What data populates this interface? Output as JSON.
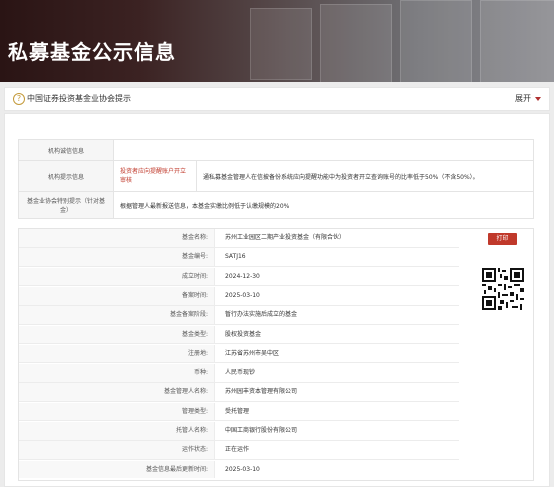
{
  "hero": {
    "title": "私募基金公示信息"
  },
  "notice": {
    "icon": "question-circle-icon",
    "text": "中国证券投资基金业协会提示",
    "expand_label": "展开"
  },
  "tips": [
    {
      "label": "机构诚信信息",
      "flag": "",
      "value": ""
    },
    {
      "label": "机构提示信息",
      "flag": "投资者应向提醒账户开立\n审核",
      "value": "通私募基金管理人在信披备份系统应向提醒功能中为投资者开立查询账号的比率低于50%（不含50%）。"
    },
    {
      "label": "基金业协会特别提示（针对基金）",
      "flag": "",
      "value": "根据管理人最新报送信息，本基金实缴比例低于认缴规模的20%"
    }
  ],
  "fund": {
    "print_label": "打印",
    "rows": [
      {
        "key": "基金名称:",
        "value": "苏州工业园区二期产业投资基金（有限合伙）"
      },
      {
        "key": "基金编号:",
        "value": "SATJ16"
      },
      {
        "key": "成立时间:",
        "value": "2024-12-30"
      },
      {
        "key": "备案时间:",
        "value": "2025-03-10"
      },
      {
        "key": "基金备案阶段:",
        "value": "暂行办法实施后成立的基金"
      },
      {
        "key": "基金类型:",
        "value": "股权投资基金"
      },
      {
        "key": "注册地:",
        "value": "江苏省苏州市吴中区"
      },
      {
        "key": "币种:",
        "value": "人民币现钞"
      },
      {
        "key": "基金管理人名称:",
        "value": "苏州园丰资本管理有限公司"
      },
      {
        "key": "管理类型:",
        "value": "受托管理"
      },
      {
        "key": "托管人名称:",
        "value": "中国工商银行股份有限公司"
      },
      {
        "key": "运作状态:",
        "value": "正在运作"
      },
      {
        "key": "基金信息最后更新时间:",
        "value": "2025-03-10"
      }
    ]
  },
  "colors": {
    "accent": "#c0392b",
    "hero_dark": "#2a1414"
  }
}
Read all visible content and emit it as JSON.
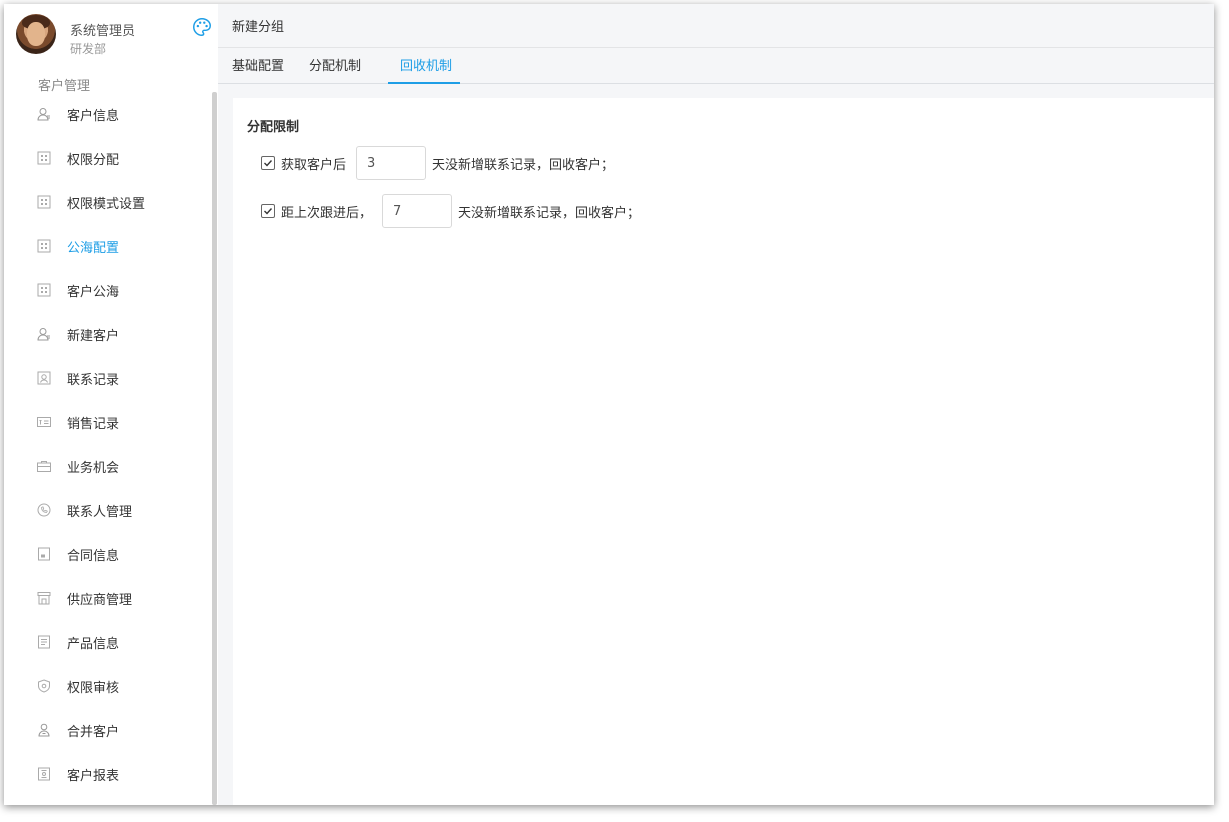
{
  "user": {
    "name": "系统管理员",
    "department": "研发部"
  },
  "sidebar": {
    "section_title": "客户管理",
    "active_color": "#1e9ee6",
    "items": [
      {
        "label": "客户信息",
        "icon": "user-icon"
      },
      {
        "label": "权限分配",
        "icon": "grid-icon"
      },
      {
        "label": "权限模式设置",
        "icon": "grid-icon"
      },
      {
        "label": "公海配置",
        "icon": "grid-icon",
        "active": true
      },
      {
        "label": "客户公海",
        "icon": "grid-icon"
      },
      {
        "label": "新建客户",
        "icon": "user-icon"
      },
      {
        "label": "联系记录",
        "icon": "record-icon"
      },
      {
        "label": "销售记录",
        "icon": "card-icon"
      },
      {
        "label": "业务机会",
        "icon": "briefcase-icon"
      },
      {
        "label": "联系人管理",
        "icon": "phone-icon"
      },
      {
        "label": "合同信息",
        "icon": "contract-icon"
      },
      {
        "label": "供应商管理",
        "icon": "store-icon"
      },
      {
        "label": "产品信息",
        "icon": "document-icon"
      },
      {
        "label": "权限审核",
        "icon": "shield-icon"
      },
      {
        "label": "合并客户",
        "icon": "merge-user-icon"
      },
      {
        "label": "客户报表",
        "icon": "report-icon"
      }
    ]
  },
  "header": {
    "title": "新建分组"
  },
  "tabs": [
    {
      "label": "基础配置"
    },
    {
      "label": "分配机制"
    },
    {
      "label": "回收机制",
      "active": true
    }
  ],
  "content": {
    "section_title": "分配限制",
    "rules": [
      {
        "checked": true,
        "label": "获取客户后",
        "value": "3",
        "suffix": "天没新增联系记录，回收客户；"
      },
      {
        "checked": true,
        "label": "距上次跟进后，",
        "value": "7",
        "suffix": "天没新增联系记录，回收客户；"
      }
    ]
  }
}
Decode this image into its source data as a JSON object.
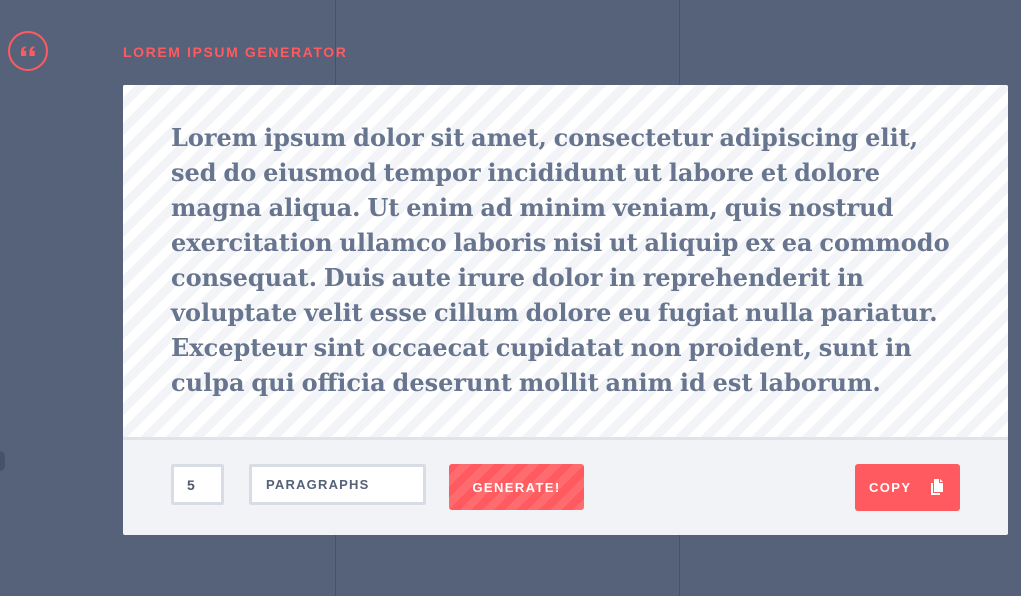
{
  "app": {
    "title": "LOREM IPSUM GENERATOR",
    "logo_icon": "quote-icon"
  },
  "output": {
    "text": "Lorem ipsum dolor sit amet, consectetur adipiscing elit, sed do eiusmod tempor incididunt ut labore et dolore magna aliqua. Ut enim ad minim veniam, quis nostrud exercitation ullamco laboris nisi ut aliquip ex ea commodo consequat. Duis aute irure dolor in reprehenderit in voluptate velit esse cillum dolore eu fugiat nulla pariatur. Excepteur sint occaecat cupidatat non proident, sunt in culpa qui officia deserunt mollit anim id est laborum."
  },
  "controls": {
    "count_value": "5",
    "unit_selected": "PARAGRAPHS",
    "generate_label": "GENERATE!",
    "copy_label": "COPY",
    "copy_icon": "copy-icon"
  },
  "colors": {
    "background": "#56627a",
    "accent": "#ff5a5f",
    "text": "#68758f",
    "panel": "#f2f3f6"
  }
}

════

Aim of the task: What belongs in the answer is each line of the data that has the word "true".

Task result:
        "active": true
      "active": true
        "checked": true,
        "checked": true,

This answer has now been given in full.